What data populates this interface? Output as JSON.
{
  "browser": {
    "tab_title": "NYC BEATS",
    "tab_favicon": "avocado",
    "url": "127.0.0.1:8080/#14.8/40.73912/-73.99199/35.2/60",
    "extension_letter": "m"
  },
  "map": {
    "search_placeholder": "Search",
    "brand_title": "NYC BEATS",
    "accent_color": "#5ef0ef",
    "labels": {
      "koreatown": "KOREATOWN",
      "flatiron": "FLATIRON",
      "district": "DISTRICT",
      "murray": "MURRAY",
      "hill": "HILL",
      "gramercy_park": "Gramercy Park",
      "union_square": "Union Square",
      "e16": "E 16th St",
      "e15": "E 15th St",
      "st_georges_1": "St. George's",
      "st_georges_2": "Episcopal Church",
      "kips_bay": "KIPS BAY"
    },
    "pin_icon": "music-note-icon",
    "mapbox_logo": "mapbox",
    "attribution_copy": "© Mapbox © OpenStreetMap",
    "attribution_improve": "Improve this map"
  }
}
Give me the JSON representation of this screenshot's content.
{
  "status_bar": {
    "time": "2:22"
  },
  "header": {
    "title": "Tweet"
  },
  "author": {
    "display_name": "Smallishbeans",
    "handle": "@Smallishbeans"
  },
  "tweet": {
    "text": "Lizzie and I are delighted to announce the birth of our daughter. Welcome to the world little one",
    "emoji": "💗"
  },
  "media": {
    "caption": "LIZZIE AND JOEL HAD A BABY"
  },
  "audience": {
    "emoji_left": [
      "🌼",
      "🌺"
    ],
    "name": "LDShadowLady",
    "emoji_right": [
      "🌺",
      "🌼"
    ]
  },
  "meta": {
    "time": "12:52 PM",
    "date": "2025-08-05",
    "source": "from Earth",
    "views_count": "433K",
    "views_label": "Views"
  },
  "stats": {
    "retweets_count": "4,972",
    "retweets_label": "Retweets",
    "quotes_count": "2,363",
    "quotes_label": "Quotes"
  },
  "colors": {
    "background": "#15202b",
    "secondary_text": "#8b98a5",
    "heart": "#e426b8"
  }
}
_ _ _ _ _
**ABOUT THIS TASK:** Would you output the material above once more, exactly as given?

**TASK OUTPUT:**
What data populates this interface? Output as JSON.
{
  "browser": {
    "tab_title": "NYC BEATS",
    "tab_favicon": "avocado",
    "url": "127.0.0.1:8080/#14.8/40.73912/-73.99199/35.2/60",
    "extension_letter": "m"
  },
  "map": {
    "search_placeholder": "Search",
    "brand_title": "NYC BEATS",
    "accent_color": "#5ef0ef",
    "labels": {
      "koreatown": "KOREATOWN",
      "flatiron": "FLATIRON",
      "district": "DISTRICT",
      "murray": "MURRAY",
      "hill": "HILL",
      "gramercy_park": "Gramercy Park",
      "union_square": "Union Square",
      "e16": "E 16th St",
      "e15": "E 15th St",
      "st_georges_1": "St. George's",
      "st_georges_2": "Episcopal Church",
      "kips_bay": "KIPS BAY"
    },
    "pin_icon": "music-note-icon",
    "mapbox_logo": "mapbox",
    "attribution_copy": "© Mapbox © OpenStreetMap",
    "attribution_improve": "Improve this map"
  }
}
Give me the JSON representation of this screenshot's content.
{
  "status_bar": {
    "time": "2:22"
  },
  "header": {
    "title": "Tweet"
  },
  "author": {
    "display_name": "Smallishbeans",
    "handle": "@Smallishbeans"
  },
  "tweet": {
    "text": "Lizzie and I are delighted to announce the birth of our daughter. Welcome to the world little one",
    "emoji": "💗"
  },
  "media": {
    "caption": "LIZZIE AND JOEL HAD A BABY"
  },
  "audience": {
    "emoji_left": [
      "🌼",
      "🌺"
    ],
    "name": "LDShadowLady",
    "emoji_right": [
      "🌺",
      "🌼"
    ]
  },
  "meta": {
    "time": "12:52 PM",
    "date": "2025-08-05",
    "source": "from Earth",
    "views_count": "433K",
    "views_label": "Views"
  },
  "stats": {
    "retweets_count": "4,972",
    "retweets_label": "Retweets",
    "quotes_count": "2,363",
    "quotes_label": "Quotes"
  },
  "colors": {
    "background": "#15202b",
    "secondary_text": "#8b98a5",
    "heart": "#e426b8"
  }
}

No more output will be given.